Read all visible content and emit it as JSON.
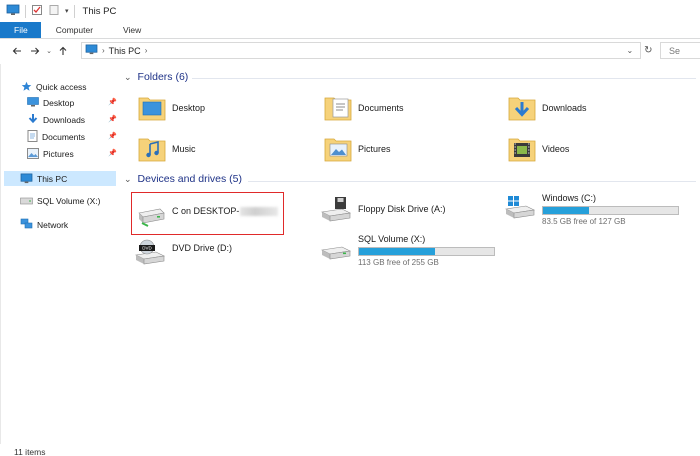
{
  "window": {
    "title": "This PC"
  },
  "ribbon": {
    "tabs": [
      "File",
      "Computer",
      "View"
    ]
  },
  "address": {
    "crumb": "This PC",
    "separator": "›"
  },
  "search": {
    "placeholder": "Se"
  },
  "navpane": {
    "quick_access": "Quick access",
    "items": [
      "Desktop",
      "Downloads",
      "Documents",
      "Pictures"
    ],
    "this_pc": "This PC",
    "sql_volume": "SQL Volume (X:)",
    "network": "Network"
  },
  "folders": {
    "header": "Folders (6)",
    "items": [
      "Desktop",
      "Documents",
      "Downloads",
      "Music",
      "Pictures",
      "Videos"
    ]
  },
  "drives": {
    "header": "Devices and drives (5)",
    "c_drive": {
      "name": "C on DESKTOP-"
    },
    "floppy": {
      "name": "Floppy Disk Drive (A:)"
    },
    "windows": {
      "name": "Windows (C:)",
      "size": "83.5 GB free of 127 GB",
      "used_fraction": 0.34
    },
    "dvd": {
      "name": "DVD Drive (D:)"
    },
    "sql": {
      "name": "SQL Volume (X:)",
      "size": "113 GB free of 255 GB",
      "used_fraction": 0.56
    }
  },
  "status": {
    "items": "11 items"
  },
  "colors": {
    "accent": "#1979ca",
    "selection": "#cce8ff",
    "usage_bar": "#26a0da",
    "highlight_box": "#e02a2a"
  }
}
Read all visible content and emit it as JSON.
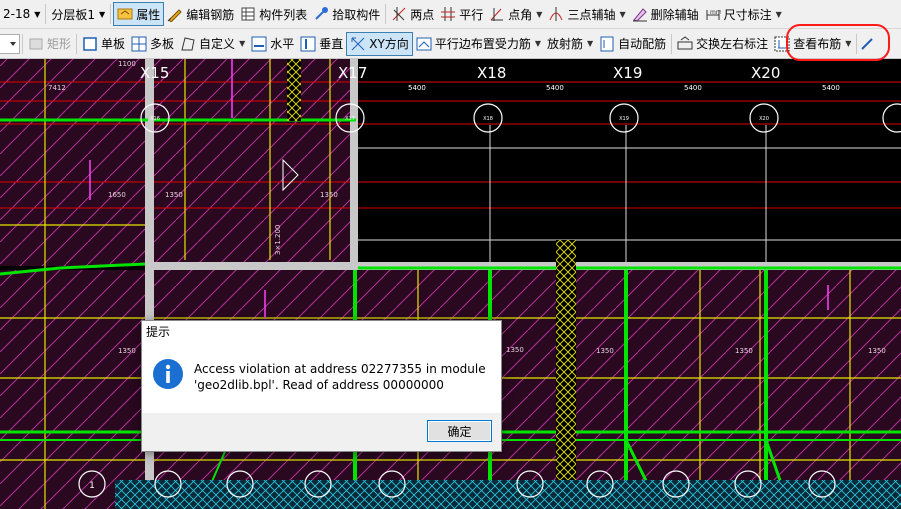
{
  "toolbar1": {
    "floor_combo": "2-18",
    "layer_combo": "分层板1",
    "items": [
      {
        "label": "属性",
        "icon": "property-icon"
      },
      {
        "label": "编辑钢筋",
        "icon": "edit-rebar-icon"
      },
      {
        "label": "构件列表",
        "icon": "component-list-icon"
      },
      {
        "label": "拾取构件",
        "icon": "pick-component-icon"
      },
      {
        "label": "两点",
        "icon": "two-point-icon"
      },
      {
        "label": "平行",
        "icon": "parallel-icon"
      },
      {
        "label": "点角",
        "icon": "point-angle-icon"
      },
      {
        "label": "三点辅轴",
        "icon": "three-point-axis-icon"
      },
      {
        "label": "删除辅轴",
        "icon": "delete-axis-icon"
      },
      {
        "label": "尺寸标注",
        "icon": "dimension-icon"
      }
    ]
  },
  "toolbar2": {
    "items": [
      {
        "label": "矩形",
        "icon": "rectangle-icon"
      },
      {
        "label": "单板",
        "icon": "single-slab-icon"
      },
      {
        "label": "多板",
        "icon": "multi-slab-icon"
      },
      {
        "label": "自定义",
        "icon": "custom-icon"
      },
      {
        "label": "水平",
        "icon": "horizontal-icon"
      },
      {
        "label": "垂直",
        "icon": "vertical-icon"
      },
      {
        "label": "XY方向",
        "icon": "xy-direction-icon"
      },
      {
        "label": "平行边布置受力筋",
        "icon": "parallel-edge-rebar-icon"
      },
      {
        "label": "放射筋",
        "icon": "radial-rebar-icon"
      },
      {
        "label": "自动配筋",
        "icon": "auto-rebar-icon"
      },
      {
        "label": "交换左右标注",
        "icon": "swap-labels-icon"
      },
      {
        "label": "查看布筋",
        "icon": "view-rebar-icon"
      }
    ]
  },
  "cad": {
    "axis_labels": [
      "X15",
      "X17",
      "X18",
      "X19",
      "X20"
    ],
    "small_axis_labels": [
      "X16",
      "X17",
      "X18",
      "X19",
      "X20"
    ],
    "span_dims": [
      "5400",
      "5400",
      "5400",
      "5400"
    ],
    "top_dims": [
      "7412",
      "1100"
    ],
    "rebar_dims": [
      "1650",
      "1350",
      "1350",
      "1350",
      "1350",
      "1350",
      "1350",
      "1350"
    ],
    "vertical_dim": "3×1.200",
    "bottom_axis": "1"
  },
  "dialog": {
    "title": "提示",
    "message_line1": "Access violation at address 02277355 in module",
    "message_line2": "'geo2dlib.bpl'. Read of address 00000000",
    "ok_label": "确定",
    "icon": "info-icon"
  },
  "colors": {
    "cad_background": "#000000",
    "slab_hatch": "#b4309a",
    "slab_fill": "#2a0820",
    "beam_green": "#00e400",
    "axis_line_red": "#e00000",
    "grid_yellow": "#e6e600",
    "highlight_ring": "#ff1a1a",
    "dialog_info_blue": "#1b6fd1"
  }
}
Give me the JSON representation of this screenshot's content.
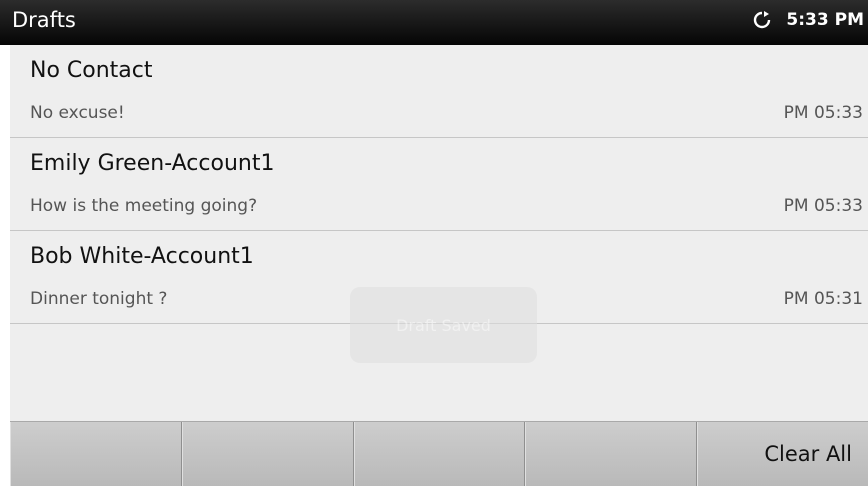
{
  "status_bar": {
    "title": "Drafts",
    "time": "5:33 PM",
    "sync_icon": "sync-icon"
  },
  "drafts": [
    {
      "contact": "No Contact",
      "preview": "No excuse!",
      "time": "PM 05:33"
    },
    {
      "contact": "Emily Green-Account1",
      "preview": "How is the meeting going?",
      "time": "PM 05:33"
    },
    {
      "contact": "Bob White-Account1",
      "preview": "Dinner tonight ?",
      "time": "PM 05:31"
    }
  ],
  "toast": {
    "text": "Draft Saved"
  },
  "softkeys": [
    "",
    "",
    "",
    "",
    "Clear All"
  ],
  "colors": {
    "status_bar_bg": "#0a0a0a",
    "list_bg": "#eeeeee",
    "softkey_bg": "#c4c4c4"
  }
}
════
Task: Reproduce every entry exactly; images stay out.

Reply:
Read all visible content and emit it as JSON.
{
  "window": {
    "title": "This PC"
  },
  "ribbon": {
    "tabs": [
      "File",
      "Computer",
      "View"
    ]
  },
  "address": {
    "crumb": "This PC",
    "separator": "›"
  },
  "search": {
    "placeholder": "Se"
  },
  "navpane": {
    "quick_access": "Quick access",
    "items": [
      "Desktop",
      "Downloads",
      "Documents",
      "Pictures"
    ],
    "this_pc": "This PC",
    "sql_volume": "SQL Volume (X:)",
    "network": "Network"
  },
  "folders": {
    "header": "Folders (6)",
    "items": [
      "Desktop",
      "Documents",
      "Downloads",
      "Music",
      "Pictures",
      "Videos"
    ]
  },
  "drives": {
    "header": "Devices and drives (5)",
    "c_drive": {
      "name": "C on DESKTOP-"
    },
    "floppy": {
      "name": "Floppy Disk Drive (A:)"
    },
    "windows": {
      "name": "Windows (C:)",
      "size": "83.5 GB free of 127 GB",
      "used_fraction": 0.34
    },
    "dvd": {
      "name": "DVD Drive (D:)"
    },
    "sql": {
      "name": "SQL Volume (X:)",
      "size": "113 GB free of 255 GB",
      "used_fraction": 0.56
    }
  },
  "status": {
    "items": "11 items"
  },
  "colors": {
    "accent": "#1979ca",
    "selection": "#cce8ff",
    "usage_bar": "#26a0da",
    "highlight_box": "#e02a2a"
  }
}
Read all visible content and emit it as JSON.
{
  "toolbar1": {
    "floor_combo": "2-18",
    "layer_combo": "分层板1",
    "items": [
      {
        "label": "属性",
        "icon": "property-icon"
      },
      {
        "label": "编辑钢筋",
        "icon": "edit-rebar-icon"
      },
      {
        "label": "构件列表",
        "icon": "component-list-icon"
      },
      {
        "label": "拾取构件",
        "icon": "pick-component-icon"
      },
      {
        "label": "两点",
        "icon": "two-point-icon"
      },
      {
        "label": "平行",
        "icon": "parallel-icon"
      },
      {
        "label": "点角",
        "icon": "point-angle-icon"
      },
      {
        "label": "三点辅轴",
        "icon": "three-point-axis-icon"
      },
      {
        "label": "删除辅轴",
        "icon": "delete-axis-icon"
      },
      {
        "label": "尺寸标注",
        "icon": "dimension-icon"
      }
    ]
  },
  "toolbar2": {
    "items": [
      {
        "label": "矩形",
        "icon": "rectangle-icon"
      },
      {
        "label": "单板",
        "icon": "single-slab-icon"
      },
      {
        "label": "多板",
        "icon": "multi-slab-icon"
      },
      {
        "label": "自定义",
        "icon": "custom-icon"
      },
      {
        "label": "水平",
        "icon": "horizontal-icon"
      },
      {
        "label": "垂直",
        "icon": "vertical-icon"
      },
      {
        "label": "XY方向",
        "icon": "xy-direction-icon"
      },
      {
        "label": "平行边布置受力筋",
        "icon": "parallel-edge-rebar-icon"
      },
      {
        "label": "放射筋",
        "icon": "radial-rebar-icon"
      },
      {
        "label": "自动配筋",
        "icon": "auto-rebar-icon"
      },
      {
        "label": "交换左右标注",
        "icon": "swap-labels-icon"
      },
      {
        "label": "查看布筋",
        "icon": "view-rebar-icon"
      }
    ]
  },
  "cad": {
    "axis_labels": [
      "X15",
      "X17",
      "X18",
      "X19",
      "X20"
    ],
    "small_axis_labels": [
      "X16",
      "X17",
      "X18",
      "X19",
      "X20"
    ],
    "span_dims": [
      "5400",
      "5400",
      "5400",
      "5400"
    ],
    "top_dims": [
      "7412",
      "1100"
    ],
    "rebar_dims": [
      "1650",
      "1350",
      "1350",
      "1350",
      "1350",
      "1350",
      "1350",
      "1350"
    ],
    "vertical_dim": "3×1.200",
    "bottom_axis": "1"
  },
  "dialog": {
    "title": "提示",
    "message_line1": "Access violation at address 02277355 in module",
    "message_line2": "'geo2dlib.bpl'. Read of address 00000000",
    "ok_label": "确定",
    "icon": "info-icon"
  },
  "colors": {
    "cad_background": "#000000",
    "slab_hatch": "#b4309a",
    "slab_fill": "#2a0820",
    "beam_green": "#00e400",
    "axis_line_red": "#e00000",
    "grid_yellow": "#e6e600",
    "highlight_ring": "#ff1a1a",
    "dialog_info_blue": "#1b6fd1"
  }
}
Give me the JSON representation of this screenshot's content.
{
  "status_bar": {
    "title": "Drafts",
    "time": "5:33 PM",
    "sync_icon": "sync-icon"
  },
  "drafts": [
    {
      "contact": "No Contact",
      "preview": "No excuse!",
      "time": "PM 05:33"
    },
    {
      "contact": "Emily Green-Account1",
      "preview": "How is the meeting going?",
      "time": "PM 05:33"
    },
    {
      "contact": "Bob White-Account1",
      "preview": "Dinner tonight ?",
      "time": "PM 05:31"
    }
  ],
  "toast": {
    "text": "Draft Saved"
  },
  "softkeys": [
    "",
    "",
    "",
    "",
    "Clear All"
  ],
  "colors": {
    "status_bar_bg": "#0a0a0a",
    "list_bg": "#eeeeee",
    "softkey_bg": "#c4c4c4"
  }
}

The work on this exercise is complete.